I noticed Canobi's PCB has 10kohm resistors on the MOSFET section. My primary mosfet works,.. the one that uses digitalWrite,. and it also uses a common ground with everything else and NO resistor. is that what i am missing? a common ground for the PWM mosfet? i am hesitant to mix the 5v arduino ground and the 3.4v power from the Buck Step down driver.
The 10k resistors pull the pins to ground when not in use as I've been told they can sometimes float causing miss readings.
I think a good design target is to not make the board any wider than 1". That way it'll fit inside PVC that is commonly used to make lightsabers. The 1" PVC electrical conduit is also commonly used to make sleds and chassis for lightsabers, so fitting inside those would be a boon. 1" will easily fit inside MHS parts which typically have in ID of 1.25".
Cool setup. You're quite handy! I can drill and tap holes and cut things with a rotary tool. That's about the extent of my metal-working skills. (I told you I hate fabricating!)
This looks pretty good. If you are still including the LP2992 LDO as an SMD component? If so, I'd suggest just routing power from that to the VCC on the arduino for the 3.3V version if you can. The drop out voltage on that part is going to be better than anything you'll get from the on-board regulator on the Arduino, especially some of the clones. In fact, I've had some bad experiences with Arduino Pro Mini 3.3V clones using sub-spec onboard regulators that cut out at 5 volts! That won't fly when you're running a 3.7V battery.
I have taken a hard look at the drawing you posted. I have a few comments and suggestions. Do with them what you will. There is really only one error that I noticed, the rest are just ideas for improvement.1) The mappings for the Busy and VCC (3.3V) pins on the WT588D are each off by one pin. The Busy pin is right next to the VDD pin and the VCC pin is right after that. (VDD, BUSY, VCC, with no skipped pins).
2) You may not need to leave room for the clash sensor. They work best when placed as close to the blade as possible, but people often mount their soundboards close to the pommel. This means that folks will likely run wires from the board up the hilt toward the blade anyway for their clash sensor. It's OK to leave it as is, I'm just pointing out that the space may not be used often. It's an opportunity to make the board smaller, maybe.
3) If you still plan to include the LP2992 LDO, just run power from that to the VCC pin on the arduino (at least for the 3.3V version) and the VCC pin of the WT588D as well. It makes the entire part a 3.3V device with the option to add an LDO or buck to boost power to the VDD on the WT588D for more performance if desired. Otherwise, just bridge the WT588D's VDD to 3.3v as well and call it a day.
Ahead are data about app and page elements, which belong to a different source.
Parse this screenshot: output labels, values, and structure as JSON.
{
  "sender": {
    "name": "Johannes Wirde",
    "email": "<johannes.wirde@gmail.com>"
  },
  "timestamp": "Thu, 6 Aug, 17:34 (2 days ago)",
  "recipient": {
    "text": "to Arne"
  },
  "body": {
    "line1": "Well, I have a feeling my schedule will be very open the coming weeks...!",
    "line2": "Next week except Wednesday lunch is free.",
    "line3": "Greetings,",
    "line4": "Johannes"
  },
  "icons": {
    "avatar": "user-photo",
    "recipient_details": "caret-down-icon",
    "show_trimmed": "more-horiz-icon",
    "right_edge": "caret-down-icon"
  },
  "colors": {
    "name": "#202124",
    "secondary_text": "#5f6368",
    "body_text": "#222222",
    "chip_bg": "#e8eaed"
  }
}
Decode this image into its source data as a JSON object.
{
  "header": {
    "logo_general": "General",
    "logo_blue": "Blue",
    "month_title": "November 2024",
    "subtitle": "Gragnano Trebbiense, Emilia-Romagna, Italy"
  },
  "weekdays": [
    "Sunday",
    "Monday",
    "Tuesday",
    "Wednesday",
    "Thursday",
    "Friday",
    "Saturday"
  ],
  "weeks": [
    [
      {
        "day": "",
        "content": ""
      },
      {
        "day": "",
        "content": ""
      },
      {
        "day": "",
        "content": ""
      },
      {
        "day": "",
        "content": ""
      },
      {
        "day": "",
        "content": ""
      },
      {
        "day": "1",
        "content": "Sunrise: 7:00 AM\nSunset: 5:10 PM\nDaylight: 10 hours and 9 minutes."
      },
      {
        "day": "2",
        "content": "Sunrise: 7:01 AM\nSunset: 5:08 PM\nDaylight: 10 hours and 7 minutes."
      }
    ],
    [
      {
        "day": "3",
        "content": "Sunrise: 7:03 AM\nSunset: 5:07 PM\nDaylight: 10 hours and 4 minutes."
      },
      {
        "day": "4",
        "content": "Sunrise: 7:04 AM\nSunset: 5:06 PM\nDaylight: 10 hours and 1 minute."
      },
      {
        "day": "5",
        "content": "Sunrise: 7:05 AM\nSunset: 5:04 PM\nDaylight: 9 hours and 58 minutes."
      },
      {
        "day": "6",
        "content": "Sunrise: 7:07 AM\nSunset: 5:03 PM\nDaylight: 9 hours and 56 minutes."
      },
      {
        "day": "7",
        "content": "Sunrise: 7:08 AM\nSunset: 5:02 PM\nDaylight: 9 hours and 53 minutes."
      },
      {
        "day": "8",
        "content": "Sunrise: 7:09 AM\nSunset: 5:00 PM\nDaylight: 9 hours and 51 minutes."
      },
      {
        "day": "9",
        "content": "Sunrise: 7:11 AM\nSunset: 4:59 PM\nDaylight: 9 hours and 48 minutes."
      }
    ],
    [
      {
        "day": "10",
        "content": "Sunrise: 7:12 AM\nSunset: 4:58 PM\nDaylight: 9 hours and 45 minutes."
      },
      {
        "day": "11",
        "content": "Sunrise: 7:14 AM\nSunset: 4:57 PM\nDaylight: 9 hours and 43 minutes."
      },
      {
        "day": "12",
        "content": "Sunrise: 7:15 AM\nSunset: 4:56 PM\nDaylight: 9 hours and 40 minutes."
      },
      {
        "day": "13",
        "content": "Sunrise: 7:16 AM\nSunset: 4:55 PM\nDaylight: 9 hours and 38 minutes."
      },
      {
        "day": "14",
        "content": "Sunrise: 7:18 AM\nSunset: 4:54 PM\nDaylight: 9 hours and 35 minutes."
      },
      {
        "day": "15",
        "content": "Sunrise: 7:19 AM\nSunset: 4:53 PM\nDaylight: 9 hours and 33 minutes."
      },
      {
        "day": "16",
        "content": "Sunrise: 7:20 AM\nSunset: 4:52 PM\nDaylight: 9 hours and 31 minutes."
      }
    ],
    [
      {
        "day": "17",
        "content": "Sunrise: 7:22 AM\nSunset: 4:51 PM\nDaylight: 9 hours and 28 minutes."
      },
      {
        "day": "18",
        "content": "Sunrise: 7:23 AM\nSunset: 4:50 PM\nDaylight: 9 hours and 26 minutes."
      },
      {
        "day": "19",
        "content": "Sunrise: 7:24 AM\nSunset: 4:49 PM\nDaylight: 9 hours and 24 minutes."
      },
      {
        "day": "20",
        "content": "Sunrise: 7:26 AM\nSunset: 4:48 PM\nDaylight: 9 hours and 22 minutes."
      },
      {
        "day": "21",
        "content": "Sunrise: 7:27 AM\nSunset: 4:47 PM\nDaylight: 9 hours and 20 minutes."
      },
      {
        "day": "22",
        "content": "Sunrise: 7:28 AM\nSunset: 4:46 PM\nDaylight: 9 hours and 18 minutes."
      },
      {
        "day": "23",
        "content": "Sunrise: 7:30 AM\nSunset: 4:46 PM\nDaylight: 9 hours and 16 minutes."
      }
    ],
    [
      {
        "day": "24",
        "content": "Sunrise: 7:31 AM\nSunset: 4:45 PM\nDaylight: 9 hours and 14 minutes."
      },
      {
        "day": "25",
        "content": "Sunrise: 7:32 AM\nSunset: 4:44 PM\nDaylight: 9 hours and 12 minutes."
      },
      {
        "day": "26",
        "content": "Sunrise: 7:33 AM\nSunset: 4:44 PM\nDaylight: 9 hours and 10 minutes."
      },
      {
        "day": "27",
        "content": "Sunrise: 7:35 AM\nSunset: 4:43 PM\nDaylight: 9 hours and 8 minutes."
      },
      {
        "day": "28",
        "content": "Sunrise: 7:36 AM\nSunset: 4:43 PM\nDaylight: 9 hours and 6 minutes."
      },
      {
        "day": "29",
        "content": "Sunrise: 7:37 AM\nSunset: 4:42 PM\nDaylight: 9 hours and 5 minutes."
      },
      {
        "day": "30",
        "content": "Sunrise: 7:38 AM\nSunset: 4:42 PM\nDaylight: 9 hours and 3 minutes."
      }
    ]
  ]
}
4) Why not route pins 2, 3, 5, 6, and 9 toward the inside of the board and take pins 7 (Activation Switch) and 8 (Aux Switch) out to the edge of the board? That way nobody has to solder wires for their switches to the middle of the board. I can see that becoming a big pain, especially if there is a PRO-Mini sitting on the other side and you can't thread the wire through to solder it in through-hole fashion after the MCU is mounted. The signals from the other pins never leave the board, so they don't need that premium edge real estate.
That's all for my notes. Don't take that laundry list to mean I'm not impressed; I really am. I'm excited and look forward to working out a way to combine your board with my software.
As Canobi said, he added pull-down resistors for the MOSFET gates to stop them from floating. This is sort of a standard thing to do. The reason your application works without them is that when you do a digitalWrite(LOW) in code, the Arduino will pull the pin to ground so it's not left floating. So in practice you don't technically need them. I've done it both ways.
I put the 10k gate resistors on as a precaution but if they're not essential then I'll ditch those as well it'll help to simplify hand soldering.
Well the resistors are less than pennies each but having tried it, it was a pain to solder them so close to the fet so it would make populating the board quicker and simpler to leave them off.
As to what I use, I design my layouts on my android phone. I found a couple of apps called DriodPCB and PCB design companion, both of which are totally free, totally awesome and have very little to no adds.Design companion has a ruck of useful calculators needed for working out trace widths and the like while DriodPCB is where all the fun happens as you literally "draw" the circuit using a variety of tools (some of which can't actually be used yet but the devs are working on those).
Found it!!"Now I needed to power each LED (Red, Green, and Blue) individually. This is what I came up with: Three MOSFETs wired like so: Gate goes to Arduino Nano output. Source goes to ground. Drain goes to LED negative with current limiting resistor for each LED. "Jake's been holdin out on us!!! Lol only kidding, found that post on CSS forums where they said take Arduino elswhere!! The Pertinax MkII is all I need!!! I took the dive and ordered all the parts, guess I still have to figure out the resistors and buy them too. I understand the smaller brown resistors limiting the voltage for the RGB led's, but what are the grey resistors doing? Sorry my newbness drags your guys brilliance down.
they are not needed on my 3.7v set up. have you got a working set up? have you tried with and with out resistors?
Yes, I tried both ways. It works without the resistors.